[Data records for software interfaces]
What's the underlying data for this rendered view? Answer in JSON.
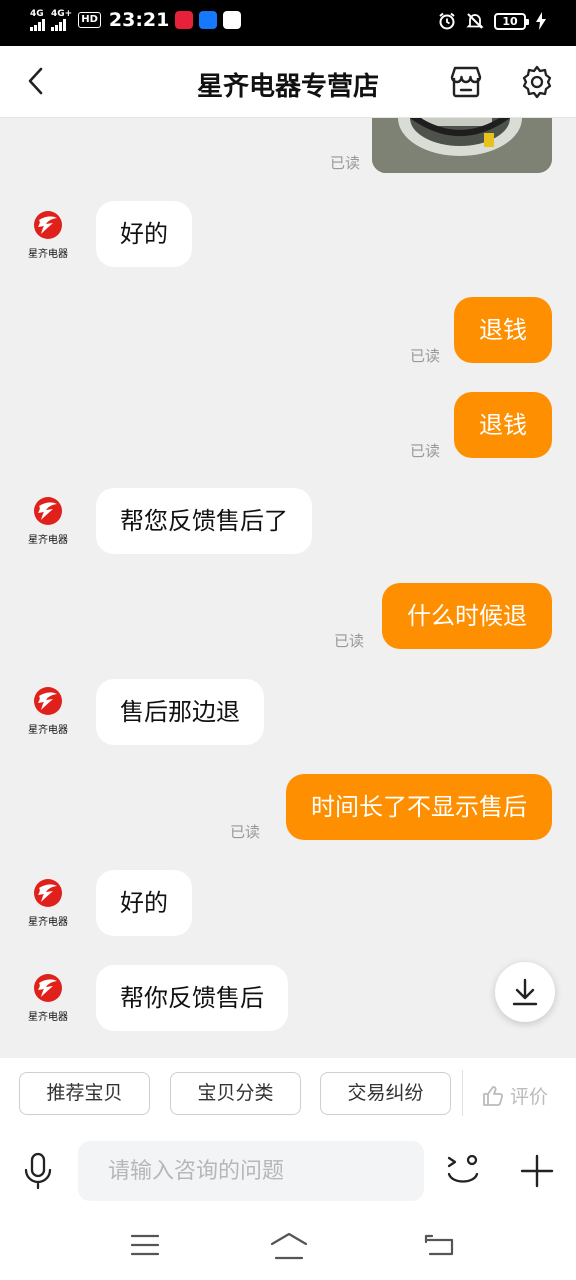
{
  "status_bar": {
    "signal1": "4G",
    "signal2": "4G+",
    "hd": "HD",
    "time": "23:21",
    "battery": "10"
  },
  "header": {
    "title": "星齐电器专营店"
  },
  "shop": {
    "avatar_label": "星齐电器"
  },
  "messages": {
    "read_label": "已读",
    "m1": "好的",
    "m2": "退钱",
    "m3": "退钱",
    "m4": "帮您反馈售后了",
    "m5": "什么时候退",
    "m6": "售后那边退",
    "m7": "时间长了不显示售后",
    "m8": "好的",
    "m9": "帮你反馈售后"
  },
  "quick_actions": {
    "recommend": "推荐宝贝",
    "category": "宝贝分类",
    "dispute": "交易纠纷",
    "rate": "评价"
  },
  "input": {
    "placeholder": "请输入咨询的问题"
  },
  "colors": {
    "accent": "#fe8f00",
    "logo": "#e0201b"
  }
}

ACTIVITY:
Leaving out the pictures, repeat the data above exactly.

RESULT OF THIS EXERCISE:
What's the underlying data for this rendered view? Answer in JSON.
{
  "status_bar": {
    "signal1": "4G",
    "signal2": "4G+",
    "hd": "HD",
    "time": "23:21",
    "battery": "10"
  },
  "header": {
    "title": "星齐电器专营店"
  },
  "shop": {
    "avatar_label": "星齐电器"
  },
  "messages": {
    "read_label": "已读",
    "m1": "好的",
    "m2": "退钱",
    "m3": "退钱",
    "m4": "帮您反馈售后了",
    "m5": "什么时候退",
    "m6": "售后那边退",
    "m7": "时间长了不显示售后",
    "m8": "好的",
    "m9": "帮你反馈售后"
  },
  "quick_actions": {
    "recommend": "推荐宝贝",
    "category": "宝贝分类",
    "dispute": "交易纠纷",
    "rate": "评价"
  },
  "input": {
    "placeholder": "请输入咨询的问题"
  },
  "colors": {
    "accent": "#fe8f00",
    "logo": "#e0201b"
  }
}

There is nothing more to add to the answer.